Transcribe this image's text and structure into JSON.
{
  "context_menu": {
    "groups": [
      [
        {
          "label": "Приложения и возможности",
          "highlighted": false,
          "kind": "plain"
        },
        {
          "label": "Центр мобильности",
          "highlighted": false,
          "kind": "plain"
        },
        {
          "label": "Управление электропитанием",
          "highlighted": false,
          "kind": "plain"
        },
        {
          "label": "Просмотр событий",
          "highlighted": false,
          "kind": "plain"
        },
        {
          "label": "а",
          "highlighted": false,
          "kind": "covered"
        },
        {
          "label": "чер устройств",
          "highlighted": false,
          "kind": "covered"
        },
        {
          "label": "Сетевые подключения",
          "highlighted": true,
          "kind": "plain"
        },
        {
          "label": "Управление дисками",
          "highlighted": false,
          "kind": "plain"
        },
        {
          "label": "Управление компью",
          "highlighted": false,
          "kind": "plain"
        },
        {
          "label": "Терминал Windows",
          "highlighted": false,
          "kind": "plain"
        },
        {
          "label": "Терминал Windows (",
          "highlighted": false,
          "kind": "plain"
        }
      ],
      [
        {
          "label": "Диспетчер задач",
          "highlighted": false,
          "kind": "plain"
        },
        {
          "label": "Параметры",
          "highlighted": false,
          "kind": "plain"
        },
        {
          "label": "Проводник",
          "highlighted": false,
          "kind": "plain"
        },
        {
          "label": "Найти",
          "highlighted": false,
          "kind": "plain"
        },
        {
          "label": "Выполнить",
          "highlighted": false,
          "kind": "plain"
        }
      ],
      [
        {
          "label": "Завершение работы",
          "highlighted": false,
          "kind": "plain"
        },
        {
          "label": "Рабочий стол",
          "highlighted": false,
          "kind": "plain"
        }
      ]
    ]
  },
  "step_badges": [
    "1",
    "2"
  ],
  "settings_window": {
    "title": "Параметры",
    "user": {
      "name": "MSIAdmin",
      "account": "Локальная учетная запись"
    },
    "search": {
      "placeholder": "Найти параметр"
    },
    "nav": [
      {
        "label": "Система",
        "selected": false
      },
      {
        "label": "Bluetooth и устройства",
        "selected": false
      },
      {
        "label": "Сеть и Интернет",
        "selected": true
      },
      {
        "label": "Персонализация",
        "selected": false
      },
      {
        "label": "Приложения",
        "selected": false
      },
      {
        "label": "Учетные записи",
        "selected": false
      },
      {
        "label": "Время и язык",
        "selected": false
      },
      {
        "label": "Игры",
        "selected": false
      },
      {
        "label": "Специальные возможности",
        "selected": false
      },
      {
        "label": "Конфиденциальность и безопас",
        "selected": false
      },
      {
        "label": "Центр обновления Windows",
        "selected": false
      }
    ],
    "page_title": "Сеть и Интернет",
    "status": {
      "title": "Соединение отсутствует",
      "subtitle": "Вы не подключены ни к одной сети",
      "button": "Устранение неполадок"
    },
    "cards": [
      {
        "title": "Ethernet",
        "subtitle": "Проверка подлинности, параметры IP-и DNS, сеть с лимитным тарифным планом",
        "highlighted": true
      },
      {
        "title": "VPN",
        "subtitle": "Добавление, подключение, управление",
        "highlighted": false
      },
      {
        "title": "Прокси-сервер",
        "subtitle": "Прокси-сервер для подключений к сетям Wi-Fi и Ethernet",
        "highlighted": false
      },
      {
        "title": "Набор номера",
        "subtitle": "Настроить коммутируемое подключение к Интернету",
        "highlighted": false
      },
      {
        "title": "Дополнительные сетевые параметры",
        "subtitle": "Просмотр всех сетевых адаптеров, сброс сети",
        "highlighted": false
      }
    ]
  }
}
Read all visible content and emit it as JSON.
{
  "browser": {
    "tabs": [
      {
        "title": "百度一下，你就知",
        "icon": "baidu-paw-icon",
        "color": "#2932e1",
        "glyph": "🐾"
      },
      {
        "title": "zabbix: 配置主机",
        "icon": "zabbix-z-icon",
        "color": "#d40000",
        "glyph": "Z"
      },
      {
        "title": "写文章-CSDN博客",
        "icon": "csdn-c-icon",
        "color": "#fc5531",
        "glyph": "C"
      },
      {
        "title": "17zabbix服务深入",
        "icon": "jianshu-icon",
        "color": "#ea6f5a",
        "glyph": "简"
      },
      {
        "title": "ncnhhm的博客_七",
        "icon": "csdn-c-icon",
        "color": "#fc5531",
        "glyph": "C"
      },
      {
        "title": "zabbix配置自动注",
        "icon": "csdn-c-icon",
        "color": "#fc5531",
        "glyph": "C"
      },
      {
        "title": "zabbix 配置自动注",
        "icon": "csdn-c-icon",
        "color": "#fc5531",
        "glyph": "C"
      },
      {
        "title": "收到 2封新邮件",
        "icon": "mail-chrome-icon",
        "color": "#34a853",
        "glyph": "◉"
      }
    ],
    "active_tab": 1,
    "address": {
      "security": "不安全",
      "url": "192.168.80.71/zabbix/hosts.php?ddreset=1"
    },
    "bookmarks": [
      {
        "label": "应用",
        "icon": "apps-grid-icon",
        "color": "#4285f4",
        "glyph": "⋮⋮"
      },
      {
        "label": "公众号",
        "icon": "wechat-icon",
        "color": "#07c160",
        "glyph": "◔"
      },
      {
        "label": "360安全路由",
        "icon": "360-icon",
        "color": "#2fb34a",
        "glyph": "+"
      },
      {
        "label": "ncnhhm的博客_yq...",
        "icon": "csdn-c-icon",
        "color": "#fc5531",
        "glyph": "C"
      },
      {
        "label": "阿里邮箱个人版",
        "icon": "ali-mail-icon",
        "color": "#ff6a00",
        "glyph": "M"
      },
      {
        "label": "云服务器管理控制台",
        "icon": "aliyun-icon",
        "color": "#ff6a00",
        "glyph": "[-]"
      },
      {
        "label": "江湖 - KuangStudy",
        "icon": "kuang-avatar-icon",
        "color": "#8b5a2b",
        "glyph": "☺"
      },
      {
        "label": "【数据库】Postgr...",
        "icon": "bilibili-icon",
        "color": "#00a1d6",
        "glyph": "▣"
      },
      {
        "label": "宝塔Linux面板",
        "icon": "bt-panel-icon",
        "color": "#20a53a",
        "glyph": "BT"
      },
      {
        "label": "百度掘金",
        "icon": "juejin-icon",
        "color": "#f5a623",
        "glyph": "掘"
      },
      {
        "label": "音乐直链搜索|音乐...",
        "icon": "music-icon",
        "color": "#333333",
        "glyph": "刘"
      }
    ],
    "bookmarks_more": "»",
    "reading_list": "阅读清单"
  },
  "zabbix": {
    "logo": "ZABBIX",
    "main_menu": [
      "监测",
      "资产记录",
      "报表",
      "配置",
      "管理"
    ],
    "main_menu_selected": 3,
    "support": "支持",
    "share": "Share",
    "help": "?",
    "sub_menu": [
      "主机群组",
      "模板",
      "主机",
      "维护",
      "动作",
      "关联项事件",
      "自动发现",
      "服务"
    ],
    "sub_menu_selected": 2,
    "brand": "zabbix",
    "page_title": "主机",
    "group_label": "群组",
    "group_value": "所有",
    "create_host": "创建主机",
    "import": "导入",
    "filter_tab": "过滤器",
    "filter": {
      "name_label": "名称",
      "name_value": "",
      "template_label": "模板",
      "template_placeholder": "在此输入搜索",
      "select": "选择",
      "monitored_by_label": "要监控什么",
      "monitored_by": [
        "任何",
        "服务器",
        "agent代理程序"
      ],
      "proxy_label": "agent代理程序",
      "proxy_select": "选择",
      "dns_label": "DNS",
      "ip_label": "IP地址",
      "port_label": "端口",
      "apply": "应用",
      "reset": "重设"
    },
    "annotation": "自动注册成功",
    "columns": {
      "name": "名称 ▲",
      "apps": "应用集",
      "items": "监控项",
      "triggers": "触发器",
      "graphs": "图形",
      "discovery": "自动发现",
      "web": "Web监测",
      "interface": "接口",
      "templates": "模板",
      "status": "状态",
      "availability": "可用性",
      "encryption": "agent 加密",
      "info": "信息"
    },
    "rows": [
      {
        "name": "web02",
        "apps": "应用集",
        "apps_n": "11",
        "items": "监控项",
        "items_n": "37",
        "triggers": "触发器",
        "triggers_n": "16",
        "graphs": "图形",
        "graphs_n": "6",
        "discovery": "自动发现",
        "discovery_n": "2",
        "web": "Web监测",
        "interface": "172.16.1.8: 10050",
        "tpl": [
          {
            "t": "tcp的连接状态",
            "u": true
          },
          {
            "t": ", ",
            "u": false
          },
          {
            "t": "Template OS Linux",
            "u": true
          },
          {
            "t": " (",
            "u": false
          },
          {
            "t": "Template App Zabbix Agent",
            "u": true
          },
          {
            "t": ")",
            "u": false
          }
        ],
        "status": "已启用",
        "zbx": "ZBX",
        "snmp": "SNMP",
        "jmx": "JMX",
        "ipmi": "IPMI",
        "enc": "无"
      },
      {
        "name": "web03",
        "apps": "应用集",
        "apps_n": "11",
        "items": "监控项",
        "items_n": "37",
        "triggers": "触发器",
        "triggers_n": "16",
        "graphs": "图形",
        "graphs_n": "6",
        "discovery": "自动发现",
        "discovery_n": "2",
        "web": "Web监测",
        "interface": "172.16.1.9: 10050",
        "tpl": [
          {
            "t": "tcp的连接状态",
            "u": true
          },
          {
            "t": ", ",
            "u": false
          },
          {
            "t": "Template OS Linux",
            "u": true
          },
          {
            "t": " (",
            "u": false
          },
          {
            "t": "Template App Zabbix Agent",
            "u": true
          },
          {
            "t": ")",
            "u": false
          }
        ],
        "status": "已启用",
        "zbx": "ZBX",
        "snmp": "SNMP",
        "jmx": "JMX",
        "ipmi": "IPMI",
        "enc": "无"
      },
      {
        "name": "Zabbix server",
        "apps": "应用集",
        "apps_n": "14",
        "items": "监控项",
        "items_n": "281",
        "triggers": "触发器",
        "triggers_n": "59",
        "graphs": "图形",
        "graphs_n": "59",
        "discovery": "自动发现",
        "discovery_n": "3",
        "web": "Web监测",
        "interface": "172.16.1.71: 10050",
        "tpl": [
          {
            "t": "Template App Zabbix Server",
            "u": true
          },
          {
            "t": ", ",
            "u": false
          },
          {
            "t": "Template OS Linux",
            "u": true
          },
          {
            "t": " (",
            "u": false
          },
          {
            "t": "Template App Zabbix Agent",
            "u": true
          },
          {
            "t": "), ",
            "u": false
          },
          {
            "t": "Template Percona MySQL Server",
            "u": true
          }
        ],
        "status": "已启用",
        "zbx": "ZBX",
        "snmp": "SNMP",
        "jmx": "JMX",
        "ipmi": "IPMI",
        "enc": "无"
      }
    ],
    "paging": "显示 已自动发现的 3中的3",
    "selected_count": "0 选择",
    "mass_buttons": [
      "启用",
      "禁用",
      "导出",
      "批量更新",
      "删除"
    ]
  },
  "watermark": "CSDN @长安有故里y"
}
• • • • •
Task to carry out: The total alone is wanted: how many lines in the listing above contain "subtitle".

Response below: 6